> **THE PROBLEM**:
Within the listing, each line that has the string "screenshot" should be copied.
(SOURCE MATERIAL Opens)
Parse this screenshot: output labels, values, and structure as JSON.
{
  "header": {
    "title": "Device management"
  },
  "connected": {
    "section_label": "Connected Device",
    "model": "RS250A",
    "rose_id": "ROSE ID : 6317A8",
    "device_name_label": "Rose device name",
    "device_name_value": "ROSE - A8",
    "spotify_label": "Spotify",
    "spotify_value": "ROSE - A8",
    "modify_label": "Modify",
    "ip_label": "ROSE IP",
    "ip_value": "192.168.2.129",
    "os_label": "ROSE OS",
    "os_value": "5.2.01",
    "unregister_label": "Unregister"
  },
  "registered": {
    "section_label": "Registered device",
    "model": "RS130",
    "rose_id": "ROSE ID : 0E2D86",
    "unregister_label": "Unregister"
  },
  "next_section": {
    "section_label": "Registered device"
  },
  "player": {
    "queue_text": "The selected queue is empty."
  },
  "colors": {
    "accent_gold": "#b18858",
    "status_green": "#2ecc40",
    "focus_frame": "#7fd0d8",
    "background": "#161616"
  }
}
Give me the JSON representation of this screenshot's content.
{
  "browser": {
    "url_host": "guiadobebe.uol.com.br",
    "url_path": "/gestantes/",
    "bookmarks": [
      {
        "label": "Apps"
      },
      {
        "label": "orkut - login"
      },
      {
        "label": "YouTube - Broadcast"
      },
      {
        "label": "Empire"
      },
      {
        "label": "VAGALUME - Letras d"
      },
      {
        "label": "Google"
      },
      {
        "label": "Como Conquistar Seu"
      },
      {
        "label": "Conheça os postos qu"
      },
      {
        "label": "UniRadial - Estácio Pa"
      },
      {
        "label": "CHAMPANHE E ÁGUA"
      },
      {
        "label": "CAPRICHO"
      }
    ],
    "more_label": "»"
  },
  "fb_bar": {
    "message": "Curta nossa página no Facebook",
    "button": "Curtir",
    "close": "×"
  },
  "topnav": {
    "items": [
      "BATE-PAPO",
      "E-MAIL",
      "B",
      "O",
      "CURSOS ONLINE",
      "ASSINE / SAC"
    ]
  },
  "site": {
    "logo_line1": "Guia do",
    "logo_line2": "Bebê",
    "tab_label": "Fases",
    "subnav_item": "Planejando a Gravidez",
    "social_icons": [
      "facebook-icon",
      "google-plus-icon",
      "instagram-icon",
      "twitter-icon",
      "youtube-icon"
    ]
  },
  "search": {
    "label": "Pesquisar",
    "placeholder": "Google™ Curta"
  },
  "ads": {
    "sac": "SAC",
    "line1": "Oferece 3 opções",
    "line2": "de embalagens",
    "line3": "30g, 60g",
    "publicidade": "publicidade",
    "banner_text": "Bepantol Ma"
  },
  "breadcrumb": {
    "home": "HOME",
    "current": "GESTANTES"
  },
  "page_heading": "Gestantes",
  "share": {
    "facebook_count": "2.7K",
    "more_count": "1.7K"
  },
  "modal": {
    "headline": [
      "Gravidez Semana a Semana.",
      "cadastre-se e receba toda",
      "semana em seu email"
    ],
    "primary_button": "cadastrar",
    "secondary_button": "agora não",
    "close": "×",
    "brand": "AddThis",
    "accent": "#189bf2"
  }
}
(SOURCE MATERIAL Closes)
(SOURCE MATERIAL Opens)
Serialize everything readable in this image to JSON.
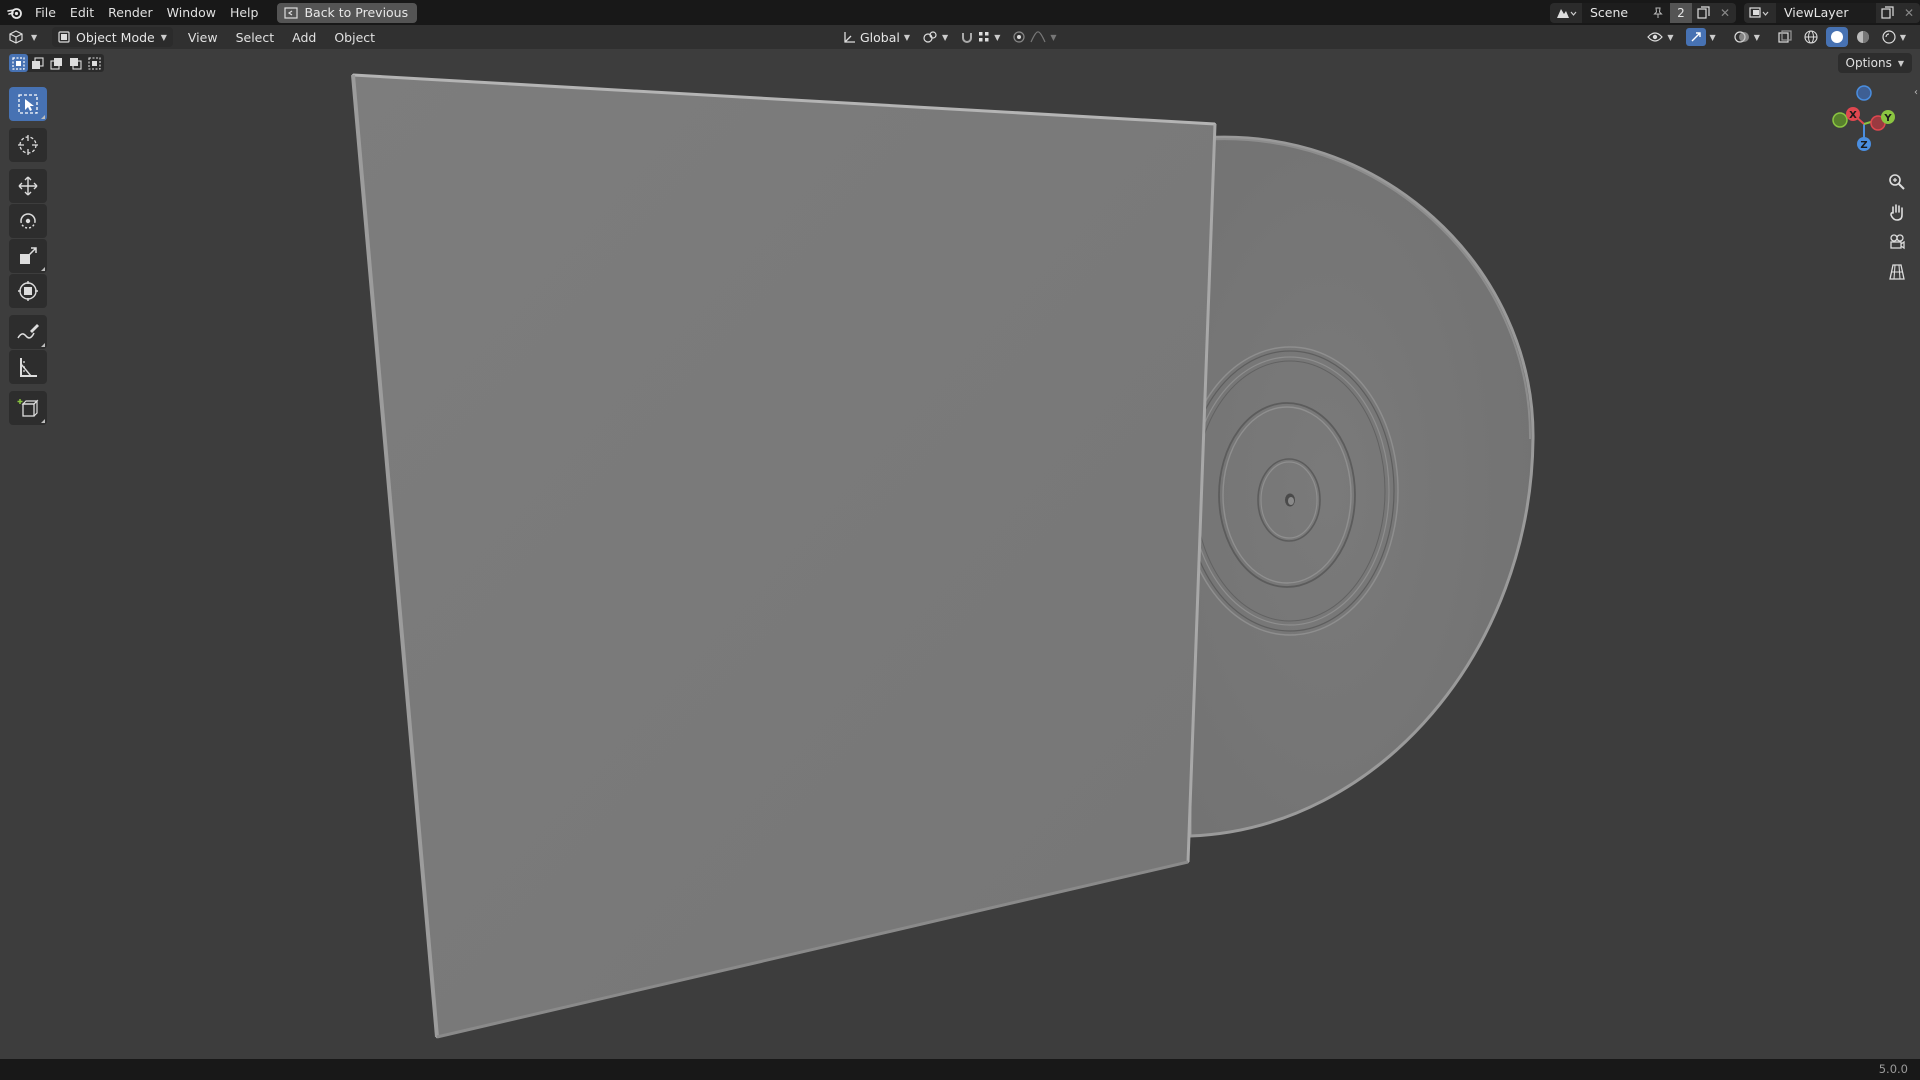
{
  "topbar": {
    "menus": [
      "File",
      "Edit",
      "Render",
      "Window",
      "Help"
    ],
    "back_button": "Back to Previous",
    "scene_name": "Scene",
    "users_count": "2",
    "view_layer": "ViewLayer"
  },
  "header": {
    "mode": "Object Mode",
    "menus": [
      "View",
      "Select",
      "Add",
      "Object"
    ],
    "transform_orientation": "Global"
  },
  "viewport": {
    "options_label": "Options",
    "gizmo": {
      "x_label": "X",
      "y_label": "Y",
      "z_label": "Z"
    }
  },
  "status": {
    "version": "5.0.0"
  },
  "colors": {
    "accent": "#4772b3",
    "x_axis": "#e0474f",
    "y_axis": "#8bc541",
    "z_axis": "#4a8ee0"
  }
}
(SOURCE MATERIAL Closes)
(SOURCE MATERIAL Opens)
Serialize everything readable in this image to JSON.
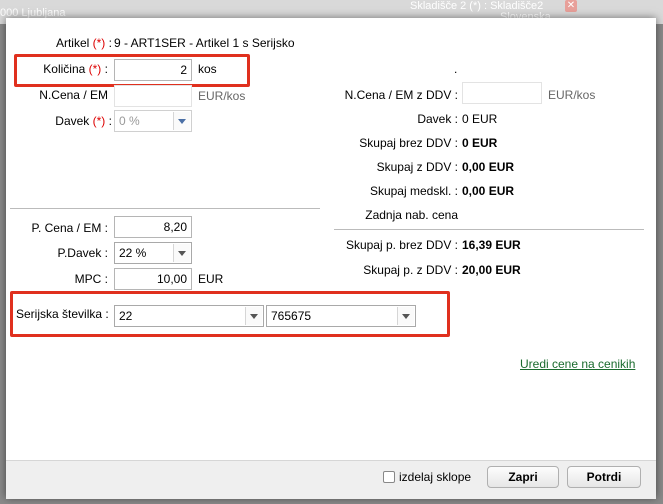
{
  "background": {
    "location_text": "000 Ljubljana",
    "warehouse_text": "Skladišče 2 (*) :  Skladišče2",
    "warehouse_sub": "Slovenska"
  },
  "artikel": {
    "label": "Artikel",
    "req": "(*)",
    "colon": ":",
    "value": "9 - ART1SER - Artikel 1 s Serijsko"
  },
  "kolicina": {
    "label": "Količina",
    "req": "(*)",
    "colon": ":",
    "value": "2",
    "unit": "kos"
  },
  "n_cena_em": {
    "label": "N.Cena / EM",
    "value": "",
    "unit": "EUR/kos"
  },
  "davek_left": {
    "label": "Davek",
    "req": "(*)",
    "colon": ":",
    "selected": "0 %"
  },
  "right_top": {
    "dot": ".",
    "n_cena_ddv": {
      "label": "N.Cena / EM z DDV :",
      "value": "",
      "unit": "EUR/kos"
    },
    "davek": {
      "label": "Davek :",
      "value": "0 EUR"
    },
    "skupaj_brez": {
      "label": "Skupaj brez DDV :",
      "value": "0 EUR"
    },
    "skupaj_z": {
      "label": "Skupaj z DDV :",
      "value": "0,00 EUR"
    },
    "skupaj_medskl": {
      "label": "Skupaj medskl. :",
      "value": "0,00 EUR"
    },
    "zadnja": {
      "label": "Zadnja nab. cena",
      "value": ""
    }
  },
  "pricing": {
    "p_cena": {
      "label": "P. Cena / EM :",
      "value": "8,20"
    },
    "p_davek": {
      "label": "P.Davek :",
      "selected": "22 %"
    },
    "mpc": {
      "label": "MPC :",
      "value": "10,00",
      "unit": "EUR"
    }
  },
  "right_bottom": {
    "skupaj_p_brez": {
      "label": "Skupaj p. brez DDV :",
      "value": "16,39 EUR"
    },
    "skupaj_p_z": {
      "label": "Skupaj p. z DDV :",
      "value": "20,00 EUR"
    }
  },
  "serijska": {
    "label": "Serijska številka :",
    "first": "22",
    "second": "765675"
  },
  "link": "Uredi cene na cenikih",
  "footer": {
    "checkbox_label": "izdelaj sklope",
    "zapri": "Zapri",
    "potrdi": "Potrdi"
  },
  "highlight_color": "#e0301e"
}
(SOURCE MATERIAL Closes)
> **RESPONSE BOX**:
Parse this screenshot: output labels, values, and structure as JSON.
Give me the JSON representation of this screenshot's content.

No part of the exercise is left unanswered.